Start of Material provided

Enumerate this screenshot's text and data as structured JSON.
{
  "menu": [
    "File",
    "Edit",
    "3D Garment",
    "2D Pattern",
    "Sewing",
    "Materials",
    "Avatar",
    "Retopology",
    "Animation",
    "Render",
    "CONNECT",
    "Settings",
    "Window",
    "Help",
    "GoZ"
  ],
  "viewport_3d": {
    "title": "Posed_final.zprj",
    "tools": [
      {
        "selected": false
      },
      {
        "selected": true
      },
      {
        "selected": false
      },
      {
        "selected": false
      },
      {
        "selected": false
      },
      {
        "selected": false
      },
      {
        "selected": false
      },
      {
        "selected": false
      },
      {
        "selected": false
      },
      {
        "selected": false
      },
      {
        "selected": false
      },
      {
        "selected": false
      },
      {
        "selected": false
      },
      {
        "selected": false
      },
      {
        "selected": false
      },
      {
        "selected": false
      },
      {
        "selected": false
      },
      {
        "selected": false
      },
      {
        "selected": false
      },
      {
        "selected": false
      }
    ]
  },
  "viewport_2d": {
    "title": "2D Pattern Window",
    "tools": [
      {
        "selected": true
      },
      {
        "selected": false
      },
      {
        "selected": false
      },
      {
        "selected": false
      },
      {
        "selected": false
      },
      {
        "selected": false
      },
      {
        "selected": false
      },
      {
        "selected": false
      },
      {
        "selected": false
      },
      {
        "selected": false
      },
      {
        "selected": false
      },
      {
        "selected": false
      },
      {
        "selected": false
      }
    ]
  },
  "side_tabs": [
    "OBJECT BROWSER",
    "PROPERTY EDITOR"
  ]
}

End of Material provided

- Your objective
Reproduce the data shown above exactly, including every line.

- Response
Enumerate this screenshot's text and data as structured JSON.
{
  "menu": [
    "File",
    "Edit",
    "3D Garment",
    "2D Pattern",
    "Sewing",
    "Materials",
    "Avatar",
    "Retopology",
    "Animation",
    "Render",
    "CONNECT",
    "Settings",
    "Window",
    "Help",
    "GoZ"
  ],
  "viewport_3d": {
    "title": "Posed_final.zprj",
    "tools": [
      {
        "selected": false
      },
      {
        "selected": true
      },
      {
        "selected": false
      },
      {
        "selected": false
      },
      {
        "selected": false
      },
      {
        "selected": false
      },
      {
        "selected": false
      },
      {
        "selected": false
      },
      {
        "selected": false
      },
      {
        "selected": false
      },
      {
        "selected": false
      },
      {
        "selected": false
      },
      {
        "selected": false
      },
      {
        "selected": false
      },
      {
        "selected": false
      },
      {
        "selected": false
      },
      {
        "selected": false
      },
      {
        "selected": false
      },
      {
        "selected": false
      },
      {
        "selected": false
      }
    ]
  },
  "viewport_2d": {
    "title": "2D Pattern Window",
    "tools": [
      {
        "selected": true
      },
      {
        "selected": false
      },
      {
        "selected": false
      },
      {
        "selected": false
      },
      {
        "selected": false
      },
      {
        "selected": false
      },
      {
        "selected": false
      },
      {
        "selected": false
      },
      {
        "selected": false
      },
      {
        "selected": false
      },
      {
        "selected": false
      },
      {
        "selected": false
      },
      {
        "selected": false
      }
    ]
  },
  "side_tabs": [
    "OBJECT BROWSER",
    "PROPERTY EDITOR"
  ]
}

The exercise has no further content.